	    <----------------------------------------	send_status
(if status was 'alive'
 send_status - - - - - - - - - - - - - - - - - - - ->
							ChB = gen_challenge()
	    <----------------------------------------	send_challenge

ChA = gen_challenge(),
OCA = out_cookie(B),
DiA = gen_digest(ChB,OCA)
			  (ChA, DiA)
send_challenge_reply -------------------------------->
							ICB = in_cookie(A),
							DiA == gen_digest
								(ChB, ICB) ?
							- if OK:
	    						 OCB = out_cookie(A),
							 DiB = gen_digest
			(DiB)					(ChA, OCB)
	    <-----------------------------------------	 send_challenge_ack
recv_challenge_ack					 DONE
ICA = in_cookie(B),                                     - else
check:                                                   CLOSE
DiB == gen_digest(ChA,ICA) ?
- if OK
- else

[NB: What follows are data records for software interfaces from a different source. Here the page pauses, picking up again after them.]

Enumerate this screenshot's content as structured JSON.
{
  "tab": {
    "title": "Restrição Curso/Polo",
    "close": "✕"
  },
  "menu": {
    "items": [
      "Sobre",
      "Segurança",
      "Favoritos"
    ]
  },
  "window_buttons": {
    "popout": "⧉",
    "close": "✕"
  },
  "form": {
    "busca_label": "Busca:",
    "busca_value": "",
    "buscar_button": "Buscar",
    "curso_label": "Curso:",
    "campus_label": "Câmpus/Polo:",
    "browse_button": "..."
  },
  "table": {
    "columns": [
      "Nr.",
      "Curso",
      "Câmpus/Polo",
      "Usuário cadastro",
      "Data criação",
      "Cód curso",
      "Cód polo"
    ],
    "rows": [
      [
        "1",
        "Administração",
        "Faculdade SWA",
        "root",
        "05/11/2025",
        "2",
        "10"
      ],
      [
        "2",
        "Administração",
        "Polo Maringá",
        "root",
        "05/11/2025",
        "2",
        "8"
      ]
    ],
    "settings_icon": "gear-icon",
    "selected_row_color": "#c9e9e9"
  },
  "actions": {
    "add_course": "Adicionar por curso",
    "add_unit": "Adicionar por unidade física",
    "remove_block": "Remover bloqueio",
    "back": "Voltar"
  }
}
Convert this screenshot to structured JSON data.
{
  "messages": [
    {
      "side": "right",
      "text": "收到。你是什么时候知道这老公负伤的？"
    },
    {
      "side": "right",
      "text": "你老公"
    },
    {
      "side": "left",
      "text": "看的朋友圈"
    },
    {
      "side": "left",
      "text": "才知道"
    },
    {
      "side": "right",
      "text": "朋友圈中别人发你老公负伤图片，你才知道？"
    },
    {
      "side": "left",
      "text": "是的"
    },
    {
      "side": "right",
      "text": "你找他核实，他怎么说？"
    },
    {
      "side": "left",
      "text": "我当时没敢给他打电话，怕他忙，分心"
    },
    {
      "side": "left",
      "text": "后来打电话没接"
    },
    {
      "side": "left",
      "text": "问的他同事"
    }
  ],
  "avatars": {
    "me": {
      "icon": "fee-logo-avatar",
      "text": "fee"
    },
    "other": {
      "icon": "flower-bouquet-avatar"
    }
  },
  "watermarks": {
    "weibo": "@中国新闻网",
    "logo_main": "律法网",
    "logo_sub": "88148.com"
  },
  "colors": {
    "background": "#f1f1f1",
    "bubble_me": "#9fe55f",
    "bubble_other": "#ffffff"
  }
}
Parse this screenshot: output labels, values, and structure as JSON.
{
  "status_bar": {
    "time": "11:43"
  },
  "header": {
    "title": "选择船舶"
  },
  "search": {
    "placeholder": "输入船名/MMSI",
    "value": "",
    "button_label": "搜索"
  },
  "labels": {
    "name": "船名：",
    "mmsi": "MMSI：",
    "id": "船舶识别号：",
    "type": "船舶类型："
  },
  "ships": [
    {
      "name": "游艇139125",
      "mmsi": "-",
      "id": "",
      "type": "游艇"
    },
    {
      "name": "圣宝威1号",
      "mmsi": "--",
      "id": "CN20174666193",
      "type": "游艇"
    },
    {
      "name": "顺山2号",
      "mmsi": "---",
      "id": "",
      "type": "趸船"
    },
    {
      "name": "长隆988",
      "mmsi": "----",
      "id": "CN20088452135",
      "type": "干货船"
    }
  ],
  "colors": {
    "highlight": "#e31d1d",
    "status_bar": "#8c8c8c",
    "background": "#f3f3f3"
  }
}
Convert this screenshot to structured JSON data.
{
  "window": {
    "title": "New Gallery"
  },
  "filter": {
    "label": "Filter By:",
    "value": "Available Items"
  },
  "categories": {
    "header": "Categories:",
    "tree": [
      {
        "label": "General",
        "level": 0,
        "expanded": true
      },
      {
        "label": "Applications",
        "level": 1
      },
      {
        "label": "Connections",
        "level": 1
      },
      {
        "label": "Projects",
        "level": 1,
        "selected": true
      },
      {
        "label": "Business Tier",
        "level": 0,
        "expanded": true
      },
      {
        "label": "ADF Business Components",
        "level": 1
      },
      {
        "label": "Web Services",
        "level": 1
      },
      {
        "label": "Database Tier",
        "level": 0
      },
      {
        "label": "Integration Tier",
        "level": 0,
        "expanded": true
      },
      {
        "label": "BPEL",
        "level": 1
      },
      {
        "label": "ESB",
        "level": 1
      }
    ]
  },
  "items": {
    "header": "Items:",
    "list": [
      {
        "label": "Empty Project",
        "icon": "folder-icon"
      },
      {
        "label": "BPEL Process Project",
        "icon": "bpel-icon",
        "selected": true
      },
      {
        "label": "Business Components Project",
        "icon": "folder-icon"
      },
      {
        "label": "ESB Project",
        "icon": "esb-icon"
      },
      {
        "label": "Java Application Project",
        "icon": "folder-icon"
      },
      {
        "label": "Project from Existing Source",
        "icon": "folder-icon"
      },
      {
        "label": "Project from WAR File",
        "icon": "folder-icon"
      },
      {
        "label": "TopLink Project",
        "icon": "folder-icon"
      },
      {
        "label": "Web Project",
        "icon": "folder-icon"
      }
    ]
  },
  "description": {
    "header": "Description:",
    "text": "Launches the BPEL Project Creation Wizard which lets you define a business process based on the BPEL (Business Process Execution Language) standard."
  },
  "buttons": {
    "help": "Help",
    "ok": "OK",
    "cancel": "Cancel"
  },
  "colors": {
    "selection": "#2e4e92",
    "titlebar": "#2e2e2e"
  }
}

The Currently Defined Distribution Flags

Currently (OTP-R16) the following capability flags are defined:

%% The node should be published and part of the global namespace

%% The node implements an atom cache (obsolete)

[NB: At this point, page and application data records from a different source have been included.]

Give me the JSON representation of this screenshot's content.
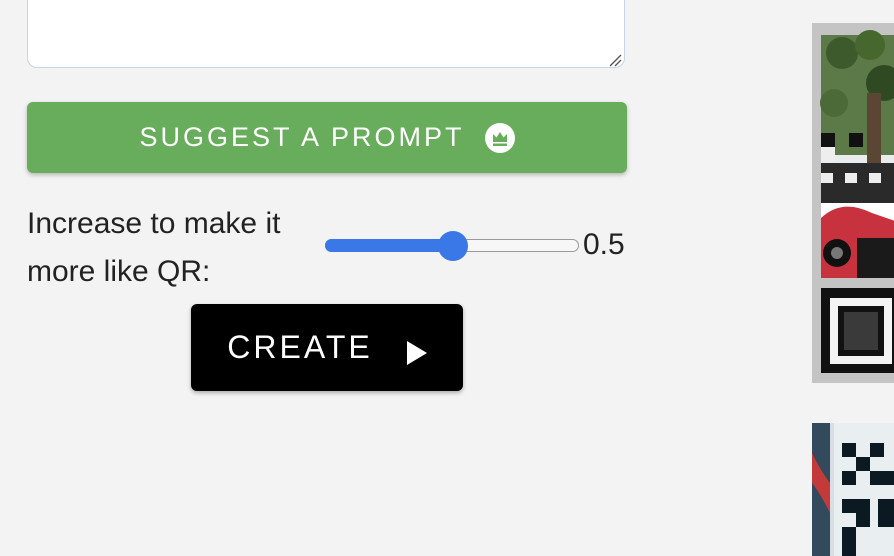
{
  "prompt_box": {
    "value": ""
  },
  "suggest_button": {
    "label": "SUGGEST A PROMPT",
    "icon": "crown-icon",
    "color": "#68ad5c"
  },
  "qr_strength": {
    "label": "Increase to make it more like QR:",
    "value": 0.5,
    "value_text": "0.5",
    "min": 0,
    "max": 1,
    "accent": "#3a78e8"
  },
  "create_button": {
    "label": "CREATE",
    "icon": "play-icon"
  },
  "gallery": {
    "items": [
      {
        "kind": "generated-qr-art"
      },
      {
        "kind": "generated-qr-art"
      }
    ]
  }
}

%% The node implements extended (3 * 32 bits) references. This is
%% required today. If not present connection will be refused.

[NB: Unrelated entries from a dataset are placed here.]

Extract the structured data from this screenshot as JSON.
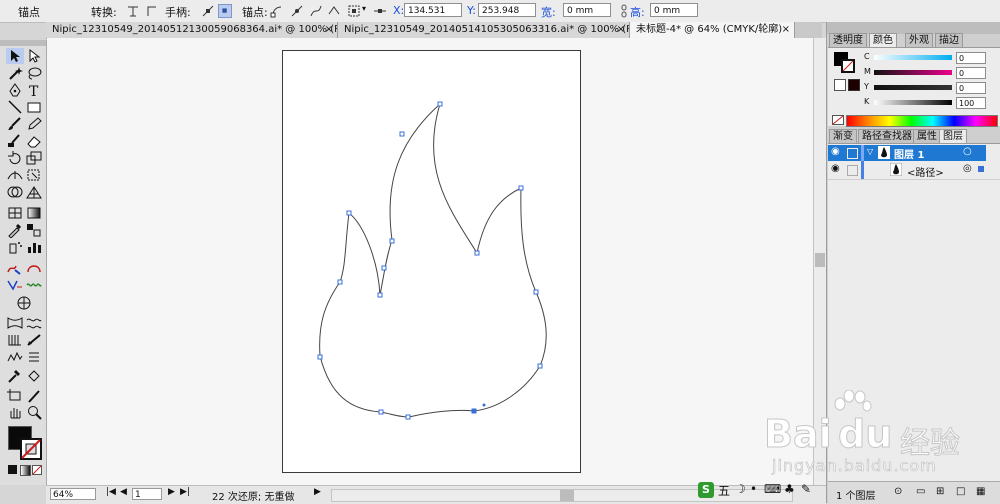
{
  "control_bar": {
    "anchor_label": "锚点",
    "convert_label": "转换:",
    "handle_label": "手柄:",
    "anchor_point_label": "锚点:",
    "x_label": "X:",
    "x_value": "134.531 mm",
    "y_label": "Y:",
    "y_value": "253.948 mm",
    "w_label": "宽:",
    "w_value": "0 mm",
    "h_label": "高:",
    "h_value": "0 mm"
  },
  "doc_tabs": [
    {
      "label": "Nipic_12310549_20140512130059068364.ai* @ 100% (R...",
      "close": "×"
    },
    {
      "label": "Nipic_12310549_20140514105305063316.ai* @ 100% (R...",
      "close": "×"
    },
    {
      "label": "未标题-4* @ 64% (CMYK/轮廓)",
      "close": "×"
    }
  ],
  "status_bar": {
    "zoom": "64%",
    "artboard_num": "1",
    "undo_text": "22 次还原; 无重做"
  },
  "color_panel": {
    "tabs": [
      "透明度",
      "颜色",
      "外观",
      "描边"
    ],
    "channels": [
      {
        "label": "C",
        "value": "0",
        "level": 0
      },
      {
        "label": "M",
        "value": "0",
        "level": 0
      },
      {
        "label": "Y",
        "value": "0",
        "level": 0
      },
      {
        "label": "K",
        "value": "100",
        "level": 100
      }
    ]
  },
  "layers_panel": {
    "tabs": [
      "渐变",
      "路径查找器",
      "属性",
      "图层"
    ],
    "layers": [
      {
        "name": "图层 1"
      },
      {
        "name": "<路径>"
      }
    ],
    "footer": "1 个图层"
  },
  "watermark": {
    "brand": "Bai",
    "brand2": "du",
    "cn": "经验",
    "url": "jingyan.baidu.com"
  },
  "tray": {
    "ime": "五"
  },
  "colors": {
    "selection_blue": "#3a6fd8",
    "layer_highlight": "#1f78d1"
  }
}
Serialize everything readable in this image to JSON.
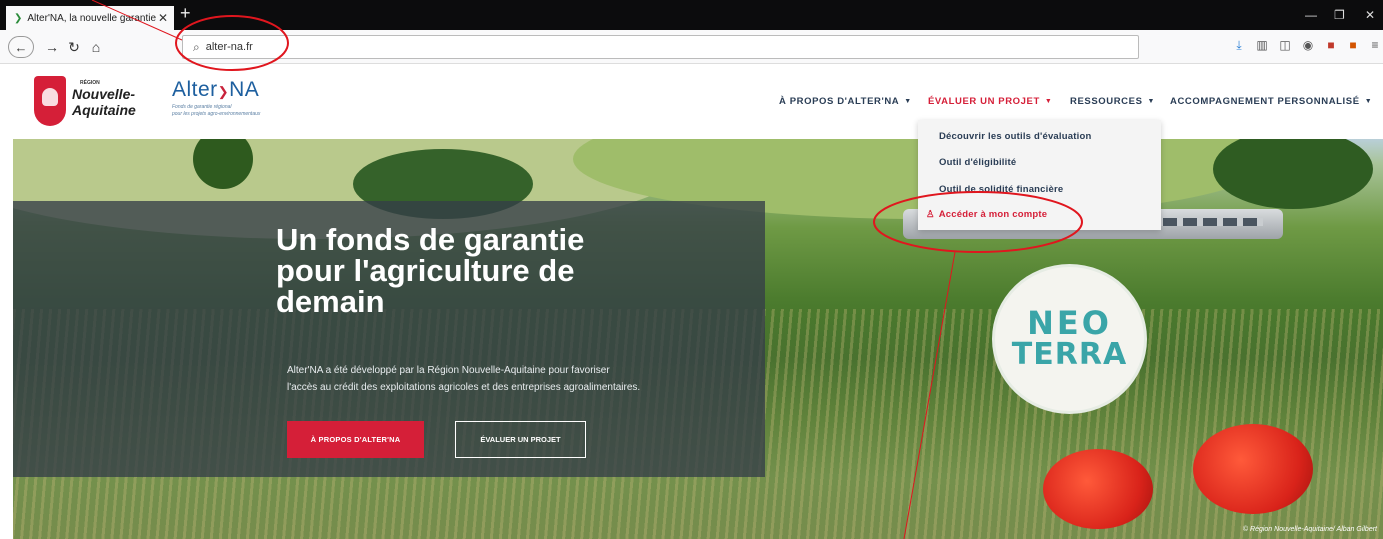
{
  "browser": {
    "tab_title": "Alter'NA, la nouvelle garantie",
    "tab_close": "✕",
    "new_tab": "+",
    "url": "alter-na.fr",
    "window_controls": [
      "—",
      "❐",
      "✕"
    ]
  },
  "site": {
    "region_label": "RÉGION",
    "region_name_1": "Nouvelle-",
    "region_name_2": "Aquitaine",
    "brand_name": "Alter",
    "brand_name_2": "NA",
    "brand_tagline_1": "Fonds de garantie régional",
    "brand_tagline_2": "pour les projets agro-environnementaux",
    "menu": [
      {
        "label": "À PROPOS D'ALTER'NA",
        "active": false
      },
      {
        "label": "ÉVALUER UN PROJET",
        "active": true
      },
      {
        "label": "RESSOURCES",
        "active": false
      },
      {
        "label": "ACCOMPAGNEMENT PERSONNALISÉ",
        "active": false
      }
    ],
    "dropdown": [
      "Découvrir les outils d'évaluation",
      "Outil d'éligibilité",
      "Outil de solidité financière",
      "Accéder à mon compte"
    ]
  },
  "hero": {
    "title_lines": [
      "Un fonds de garantie",
      "pour l'agriculture de",
      "demain"
    ],
    "description_lines": [
      "Alter'NA a été développé par la Région Nouvelle-Aquitaine pour favoriser",
      "l'accès au crédit des exploitations agricoles et des entreprises agroalimentaires."
    ],
    "btn_primary": "À PROPOS D'ALTER'NA",
    "btn_secondary": "ÉVALUER UN PROJET",
    "neo_line1": "NEO",
    "neo_line2": "TERRA",
    "credit": "© Région Nouvelle-Aquitaine/ Alban Gilbert"
  },
  "colors": {
    "accent": "#d51f38",
    "nav_text": "#2a3d55",
    "brand_blue": "#1d5f9f",
    "annotation_red": "#e0161e"
  },
  "icons": {
    "back": "back-arrow-icon",
    "forward": "forward-arrow-icon",
    "reload": "reload-icon",
    "home": "home-icon",
    "search": "search-icon",
    "user": "user-icon"
  }
}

%% The node implements distributed process monitoring.

%% The node uses separate tag for fun's (lambdas) in the distribution protocol.

%% The node implements distributed named process monitoring.

%% The (hidden) node implements atom cache (obsolete)

%% The node understand new fun-tags

%% The node is capable of handling extended pids and ports. This is
%% required today. If not present connection will be refused.



%% The node understands new float format


%% The node implements atom cache in distribution header.

%% The node understand the SMALL_ATOM_EXT tag
-define(DFLAG_SMALL_ATOM_TAGS, 16#4000).

%% The node understand UTF-8 encoded atoms
-define(DFLAG_UTF8_ATOMS, 16#10000).

11.3  Protocol between connected nodes

As of erts version 5.7.2 the runtime system passes a distribution flag in the handshake stage that enables the use of a distribution header on all messages passed. Messages passed between nodes are in this case on the following format:

4 d n m
Length DistributionHeader ControlMessage Message
Table 11.16:  


Length is equal to d + n + m

ControlMessage is a tuple passed using the external format of Erlang.

Message is the message sent to another node using the '!' (in external format). Note that Message is only passed in combination with a ControlMessage encoding a send ('!').

Also note that the version number is omitted from the terms that follow a distribution header.

Nodes with an erts version less than 5.7.2 does not pass the distribution flag that enables the distribution header. Messages passed between nodes are in this case on the following format:

4 1 n m
Length Type ControlMessage Message
Table 11.17:  


Length is equal to 1 + n + m

Type is: 112 (pass through)

ControlMessage is a tuple passed using the external format of Erlang.

Message is the message sent to another node using the '!' (in external format). Note that Message is only passed in combination with a ControlMessage encoding a send ('!').

The ControlMessage is a tuple, where the first element indicates which distributed operation it encodes.


{1, FromPid, ToPid}


{2, Cookie, ToPid}

Note followed by Message


{3, FromPid, ToPid, Reason}


{4, FromPid, ToPid}




{6, FromPid, Cookie, ToName}

Note followed by Message


{7, FromPid, ToPid}


{8, FromPid, ToPid, Reason}

11.4  New Ctrlmessages for distrvsn = 1 (OTP R4)


{12, Cookie, ToPid, TraceToken}

Note followed by Message


{13, FromPid, ToPid, TraceToken, Reason}


{16, FromPid, Cookie, ToName, TraceToken}

Note followed by Message


{18, FromPid, ToPid, TraceToken, Reason}

11.5  New Ctrlmessages for distrvsn = 2

distrvsn 2 was never used.

11.6  New Ctrlmessages for distrvsn = 3 (OTP R5C)

None, but the version number was increased anyway.

11.7  New Ctrlmessages for distrvsn = 4 (OTP R6)

These are only recognized by Erlang nodes, not by hidden nodes.


{19, FromPid, ToProc, Ref} FromPid = monitoring process ToProc = monitored process pid or name (atom)


{20, FromPid, ToProc, Ref} We include the FromPid just in case we want to trace this. FromPid = monitoring process ToProc = monitored process pid or name (atom)


{21, FromProc, ToPid, Ref, Reason} FromProc = monitored process pid or name (atom) ToPid = monitoring process Reason = exit reason for the monitored process